TECO partners with USF SMART Institute
Published: Thursday, February 28, 2013
Updated: Thursday, February 28, 2013 01:02
USF athletic trainers and athletic training students are gearing up to provide their expertise beyond the conventional sports realm, as a new partnership between USF’s Sport Medicine and Accident Related Trauma (SMART) Institute and Tampa Electric Company (TECO) is set to begin this April.
The new program, created by Dr. Barbara Morris, an adjunct professor of athletic training at USF’s SMART Institute and Darrell Smith, TECO safety coordinator, will allow USF athletic training students to get experience in the industrial world while providing TECO linemen with advice in preventing accidents and injuries on the job.
Morris said the relationship between TECO and USF’s SMART Institute has been in cultivation for the last year and a half.
“I was contacted by TECO as my role as SMART assistant director to do some educational things with their workers on sprains and strains and heat illness, so I had put together presentations and attended their safety meetings,” Morris said. “We started to talk about other ways we could partner on things. I’ve asked TECO if we could do a module in my exercise prescription class on industrial workers. They’ve agreed and are very excited.”

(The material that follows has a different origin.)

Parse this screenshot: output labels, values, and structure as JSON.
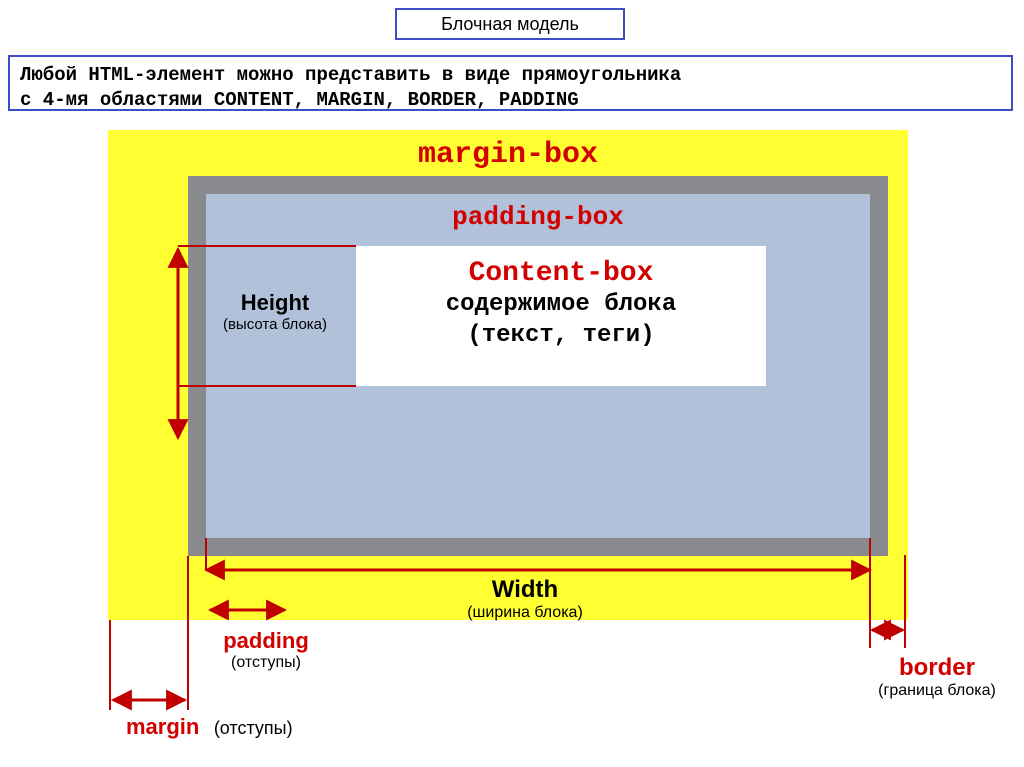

The students will be able to observe the linemen and provide corrective feedback on issues such as proper lifting techniques, the pivoting of feet and core strengthening, Morris said.
“We think of athletic trainers working only with sports teams, but we can look at the lineman job as a sport,” Morris said.
Safety on the job and preventing on-site accidents is a number one concern at TECO, Cherie Jacobs, TECO spokeswoman, said.
“Seventy percent of injuries are sprains and strains,” Jacobs said. “This approach will hopefully help injuries heal faster and increase overall performance. So far this approach has resonated well with our employees.”
The partnership between TECO and USF’s SMART institute, Jacobs said, has proved to be beneficial for TECO employees so far.
“It’s an avenue for employment for the athletic training students,” Morris said. “It’s also an avenue for places like TECO to see what athletic trainers can do on the work side.”
Taylor Creedon, a student in the sports medicine program, said he looks forward to the expansion of traditional roles.
“With our courses we are taught that tissue is tissue and will heal as such whether the patient is an athlete or not,” Creedon said. “I hope TECO and USF sports medicine will eventually reach an agreement to facilitate learning in this industrial work environment as this partnership will show ...students that the field of Athletic Training is expanding beyond the courts and fields where we are traditionally observed.”